Oral mucositis (OM), the inflammation and/or ulceration of the oral mucosa produced by chemotherapy and radiation, is a major complication for patients being treated for squamous cell carcinoma of the head and neck (HNSCC). Known risk factors for OM (e.g., treatment dose, duration, intensity) explain only part of the variation seen in the degree and duration of OM. Further, reports of OM severity vary highly among patients with similar amounts of redness or ulceration. At MD Anderson, patients with head and neck cancer present to the emergency department (ED) with severe OM-related pain (along with dehydration, fatigue, weight loss, nausea, vomiting) as early as 7?10 days from start of treatment for those being treated with chemotherapy and as early as 2?3 weeks for those being treated with radiation. These conditions can lead to reduction in treatment dose, unplanned hospitalizations, breaks in treatment regimen, and reduced quality of life. Subsequent ED visits are common, with OM-related pain persisting as a primary chief complaint across ED visits for 15%?23% of patients. Standard OM treatments?pain control, rehydration, oral hygiene?do not meaningfully influence the OM trajectory. Therefore, there is urgent need for ways to identify patients at high risk for severe OM and to implement novel prevention and intervention strategies in this group. Recent studies suggest that the health of the oral/esophageal mucosal epithelium is directly and consistently affected by its interaction with commensal microflora (the microbiome) and may serve as a predictive biomarker for future health outcomes. Additionally, significant changes in the microbiome during cancer therapy (e.g., a shift to pathogenic species or reduction in oral microbial diversity) suggest that loss of specific commensal flora important for the health of the oral epithelium could be implicated in OM pathophysiology and may serve as an early objective biomarker for the development and severity of OM. Understanding the role of the oral microbiome in the development and severity of OM may inform risk-prediction models and stratification procedures for initiating prompt clinical intervention (thus averting OM-associated ED visits) and could lead to development of targeted therapies for preventing and treating OM. The proposed study will target 2 specific aims: 1) Evaluate the association between baseline microbiome composition and incidence and time to onset of oral mucositis in patients with head and neck cancer; and 2) develop prediction models for incidence and time to onset of oral mucositis. We will include patients with newly diagnosed HNSCC at MD Anderson Cancer Center. We hypothesize that the incidence and severity of OM will vary in relation to changes and differences in the distribution of oral microbial taxa and that oral microbial diversity, in conjunction with clinical, epidemiological, and behavioral data, will be able to identify a subset of patients at high risk for severe OM.

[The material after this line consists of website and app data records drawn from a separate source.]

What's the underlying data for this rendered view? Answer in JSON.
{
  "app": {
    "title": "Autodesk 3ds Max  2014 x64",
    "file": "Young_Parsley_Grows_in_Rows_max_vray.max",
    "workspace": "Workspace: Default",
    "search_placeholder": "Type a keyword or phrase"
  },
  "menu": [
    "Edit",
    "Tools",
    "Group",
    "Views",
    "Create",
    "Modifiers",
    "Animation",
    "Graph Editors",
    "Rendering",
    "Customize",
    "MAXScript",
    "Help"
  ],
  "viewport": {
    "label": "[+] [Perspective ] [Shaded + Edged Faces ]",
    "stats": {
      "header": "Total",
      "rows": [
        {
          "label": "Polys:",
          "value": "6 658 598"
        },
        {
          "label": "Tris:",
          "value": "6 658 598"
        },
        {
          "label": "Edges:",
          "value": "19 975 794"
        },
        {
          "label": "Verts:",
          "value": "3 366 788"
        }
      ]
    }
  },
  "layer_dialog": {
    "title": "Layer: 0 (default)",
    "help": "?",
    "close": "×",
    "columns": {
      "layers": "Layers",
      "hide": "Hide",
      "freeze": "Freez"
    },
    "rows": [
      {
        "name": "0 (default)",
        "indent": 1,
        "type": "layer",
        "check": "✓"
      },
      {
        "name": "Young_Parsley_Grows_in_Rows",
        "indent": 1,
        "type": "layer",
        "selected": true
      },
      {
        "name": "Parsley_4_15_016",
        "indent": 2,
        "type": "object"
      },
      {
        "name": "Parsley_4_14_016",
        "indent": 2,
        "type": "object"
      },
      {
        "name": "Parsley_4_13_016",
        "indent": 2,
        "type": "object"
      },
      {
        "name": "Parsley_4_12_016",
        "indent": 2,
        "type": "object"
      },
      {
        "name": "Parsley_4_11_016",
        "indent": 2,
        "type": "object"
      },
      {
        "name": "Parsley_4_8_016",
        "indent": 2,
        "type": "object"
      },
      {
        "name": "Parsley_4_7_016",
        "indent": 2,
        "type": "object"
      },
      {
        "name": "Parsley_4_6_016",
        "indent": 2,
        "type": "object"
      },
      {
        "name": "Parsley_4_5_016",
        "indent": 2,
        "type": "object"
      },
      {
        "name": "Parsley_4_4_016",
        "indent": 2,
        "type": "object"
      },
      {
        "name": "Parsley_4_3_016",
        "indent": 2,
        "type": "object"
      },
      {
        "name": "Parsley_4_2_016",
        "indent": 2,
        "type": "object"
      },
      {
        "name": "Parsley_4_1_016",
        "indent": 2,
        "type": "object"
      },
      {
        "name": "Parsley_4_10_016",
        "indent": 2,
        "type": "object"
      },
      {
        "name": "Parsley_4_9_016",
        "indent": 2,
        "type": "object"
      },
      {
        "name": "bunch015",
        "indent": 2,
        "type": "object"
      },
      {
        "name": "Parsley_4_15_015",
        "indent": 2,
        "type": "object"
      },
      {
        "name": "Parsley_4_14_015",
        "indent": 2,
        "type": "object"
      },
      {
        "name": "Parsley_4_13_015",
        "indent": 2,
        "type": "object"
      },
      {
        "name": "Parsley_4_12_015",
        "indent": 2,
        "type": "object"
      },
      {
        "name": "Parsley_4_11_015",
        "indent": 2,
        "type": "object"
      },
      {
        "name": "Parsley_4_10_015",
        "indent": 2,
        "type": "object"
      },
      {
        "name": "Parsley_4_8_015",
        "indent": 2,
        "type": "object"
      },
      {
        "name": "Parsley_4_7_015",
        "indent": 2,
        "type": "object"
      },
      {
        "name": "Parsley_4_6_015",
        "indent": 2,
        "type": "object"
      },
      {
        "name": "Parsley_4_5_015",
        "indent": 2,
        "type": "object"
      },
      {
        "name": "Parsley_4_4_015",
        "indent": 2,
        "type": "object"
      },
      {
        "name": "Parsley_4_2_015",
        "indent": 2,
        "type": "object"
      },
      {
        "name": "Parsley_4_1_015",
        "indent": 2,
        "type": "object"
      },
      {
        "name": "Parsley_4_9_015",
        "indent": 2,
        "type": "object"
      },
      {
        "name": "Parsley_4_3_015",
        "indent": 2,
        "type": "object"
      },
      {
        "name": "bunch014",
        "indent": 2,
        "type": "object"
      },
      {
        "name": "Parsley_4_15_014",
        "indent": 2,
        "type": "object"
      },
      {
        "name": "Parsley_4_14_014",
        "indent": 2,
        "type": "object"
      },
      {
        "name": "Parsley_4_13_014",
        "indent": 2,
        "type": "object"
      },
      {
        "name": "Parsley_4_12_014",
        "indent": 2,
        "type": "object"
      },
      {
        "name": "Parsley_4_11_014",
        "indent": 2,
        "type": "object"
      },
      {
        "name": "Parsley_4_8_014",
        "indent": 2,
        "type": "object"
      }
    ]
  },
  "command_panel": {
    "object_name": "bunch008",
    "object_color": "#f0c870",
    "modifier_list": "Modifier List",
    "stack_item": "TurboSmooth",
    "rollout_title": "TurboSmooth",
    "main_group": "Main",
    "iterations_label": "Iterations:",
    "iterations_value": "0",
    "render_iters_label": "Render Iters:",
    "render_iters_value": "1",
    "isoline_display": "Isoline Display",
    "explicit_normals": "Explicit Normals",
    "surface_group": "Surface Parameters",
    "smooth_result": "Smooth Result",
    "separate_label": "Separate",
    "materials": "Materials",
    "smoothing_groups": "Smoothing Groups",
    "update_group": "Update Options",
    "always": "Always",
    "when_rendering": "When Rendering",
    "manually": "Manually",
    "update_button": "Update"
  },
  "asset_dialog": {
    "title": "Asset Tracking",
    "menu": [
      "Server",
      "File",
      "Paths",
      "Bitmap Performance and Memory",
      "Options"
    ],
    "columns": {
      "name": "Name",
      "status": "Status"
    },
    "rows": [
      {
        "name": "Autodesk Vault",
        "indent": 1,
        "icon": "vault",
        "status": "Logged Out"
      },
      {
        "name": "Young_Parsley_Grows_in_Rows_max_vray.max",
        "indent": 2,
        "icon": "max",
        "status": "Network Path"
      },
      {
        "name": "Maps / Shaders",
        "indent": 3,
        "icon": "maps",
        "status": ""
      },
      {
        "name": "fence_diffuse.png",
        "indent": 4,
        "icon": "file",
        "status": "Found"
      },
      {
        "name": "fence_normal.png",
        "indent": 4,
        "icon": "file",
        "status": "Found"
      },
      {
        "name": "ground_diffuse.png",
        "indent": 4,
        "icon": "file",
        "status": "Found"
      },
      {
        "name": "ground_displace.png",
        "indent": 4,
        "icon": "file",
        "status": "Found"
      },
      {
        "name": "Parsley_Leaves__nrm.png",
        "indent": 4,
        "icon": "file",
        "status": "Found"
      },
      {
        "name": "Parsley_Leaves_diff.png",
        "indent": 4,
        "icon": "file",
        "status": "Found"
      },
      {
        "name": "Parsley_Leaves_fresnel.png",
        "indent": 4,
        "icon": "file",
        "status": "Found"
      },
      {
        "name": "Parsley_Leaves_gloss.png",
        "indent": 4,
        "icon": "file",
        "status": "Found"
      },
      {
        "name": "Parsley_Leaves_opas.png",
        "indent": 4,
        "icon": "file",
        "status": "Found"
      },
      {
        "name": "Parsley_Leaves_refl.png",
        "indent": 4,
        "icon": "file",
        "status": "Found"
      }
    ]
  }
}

Whether pretreatment oral microbial diversity or cancer treatment-induced change in the oral microbiome (eg, a shift to pathogenic species or reduction in oral microbial diversity) could be an early objective biomarker for the development and severity of oral mucositis (OM) has not been explored in patients with squamous cell carcinoma of the head and neck. Understanding the role of the oral microbiome in the development and severity of OM may inform risk- prediction models and stratification procedures for prompt clinical intervention and lead to the development of targeted therapies for preventing and treating OM.